### Exercise details
The lines needed are those below that contain the word "college"; copy each one.

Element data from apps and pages
┄┄┄┄┄┄┄┄┄┄┄┄┄┄┄┄┄┄┄┄

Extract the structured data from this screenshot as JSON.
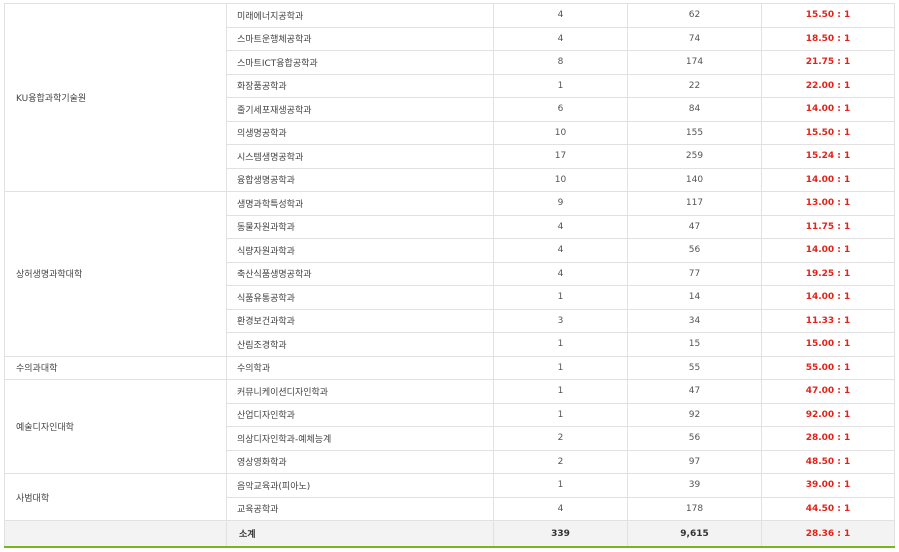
{
  "groups": [
    {
      "college": "KU융합과학기술원",
      "rows": [
        {
          "dept": "미래에너지공학과",
          "quota": "4",
          "applicants": "62",
          "ratio": "15.50 : 1"
        },
        {
          "dept": "스마트운행체공학과",
          "quota": "4",
          "applicants": "74",
          "ratio": "18.50 : 1"
        },
        {
          "dept": "스마트ICT융합공학과",
          "quota": "8",
          "applicants": "174",
          "ratio": "21.75 : 1"
        },
        {
          "dept": "화장품공학과",
          "quota": "1",
          "applicants": "22",
          "ratio": "22.00 : 1"
        },
        {
          "dept": "줄기세포재생공학과",
          "quota": "6",
          "applicants": "84",
          "ratio": "14.00 : 1"
        },
        {
          "dept": "의생명공학과",
          "quota": "10",
          "applicants": "155",
          "ratio": "15.50 : 1"
        },
        {
          "dept": "시스템생명공학과",
          "quota": "17",
          "applicants": "259",
          "ratio": "15.24 : 1"
        },
        {
          "dept": "융합생명공학과",
          "quota": "10",
          "applicants": "140",
          "ratio": "14.00 : 1"
        }
      ]
    },
    {
      "college": "상허생명과학대학",
      "rows": [
        {
          "dept": "생명과학특성학과",
          "quota": "9",
          "applicants": "117",
          "ratio": "13.00 : 1"
        },
        {
          "dept": "동물자원과학과",
          "quota": "4",
          "applicants": "47",
          "ratio": "11.75 : 1"
        },
        {
          "dept": "식량자원과학과",
          "quota": "4",
          "applicants": "56",
          "ratio": "14.00 : 1"
        },
        {
          "dept": "축산식품생명공학과",
          "quota": "4",
          "applicants": "77",
          "ratio": "19.25 : 1"
        },
        {
          "dept": "식품유통공학과",
          "quota": "1",
          "applicants": "14",
          "ratio": "14.00 : 1"
        },
        {
          "dept": "환경보건과학과",
          "quota": "3",
          "applicants": "34",
          "ratio": "11.33 : 1"
        },
        {
          "dept": "산림조경학과",
          "quota": "1",
          "applicants": "15",
          "ratio": "15.00 : 1"
        }
      ]
    },
    {
      "college": "수의과대학",
      "rows": [
        {
          "dept": "수의학과",
          "quota": "1",
          "applicants": "55",
          "ratio": "55.00 : 1"
        }
      ]
    },
    {
      "college": "예술디자인대학",
      "rows": [
        {
          "dept": "커뮤니케이션디자인학과",
          "quota": "1",
          "applicants": "47",
          "ratio": "47.00 : 1"
        },
        {
          "dept": "산업디자인학과",
          "quota": "1",
          "applicants": "92",
          "ratio": "92.00 : 1"
        },
        {
          "dept": "의상디자인학과-예체능계",
          "quota": "2",
          "applicants": "56",
          "ratio": "28.00 : 1"
        },
        {
          "dept": "영상영화학과",
          "quota": "2",
          "applicants": "97",
          "ratio": "48.50 : 1"
        }
      ]
    },
    {
      "college": "사범대학",
      "rows": [
        {
          "dept": "음악교육과(피아노)",
          "quota": "1",
          "applicants": "39",
          "ratio": "39.00 : 1"
        },
        {
          "dept": "교육공학과",
          "quota": "4",
          "applicants": "178",
          "ratio": "44.50 : 1"
        }
      ]
    }
  ],
  "total": {
    "label": "소계",
    "quota": "339",
    "applicants": "9,615",
    "ratio": "28.36 : 1"
  },
  "colors": {
    "ratio": "#e2231a",
    "border": "#e1e1e1",
    "total_bg": "#f3f3f3",
    "accent": "#7ab51d"
  }
}
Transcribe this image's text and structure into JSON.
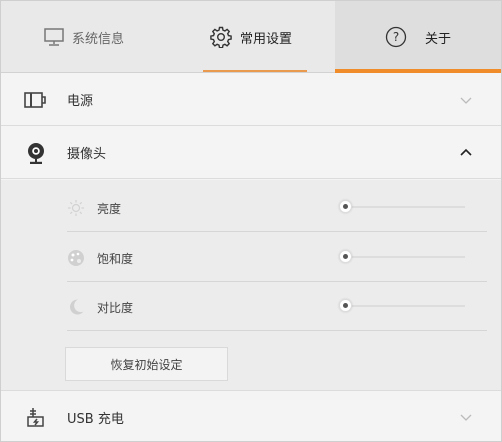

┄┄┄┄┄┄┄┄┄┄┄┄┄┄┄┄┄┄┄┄

### Task solution
      "college": "KU융합과학기술원",
      "college": "상허생명과학대학",
      "college": "수의과대학",
      "college": "예술디자인대학",
      "college": "사범대학",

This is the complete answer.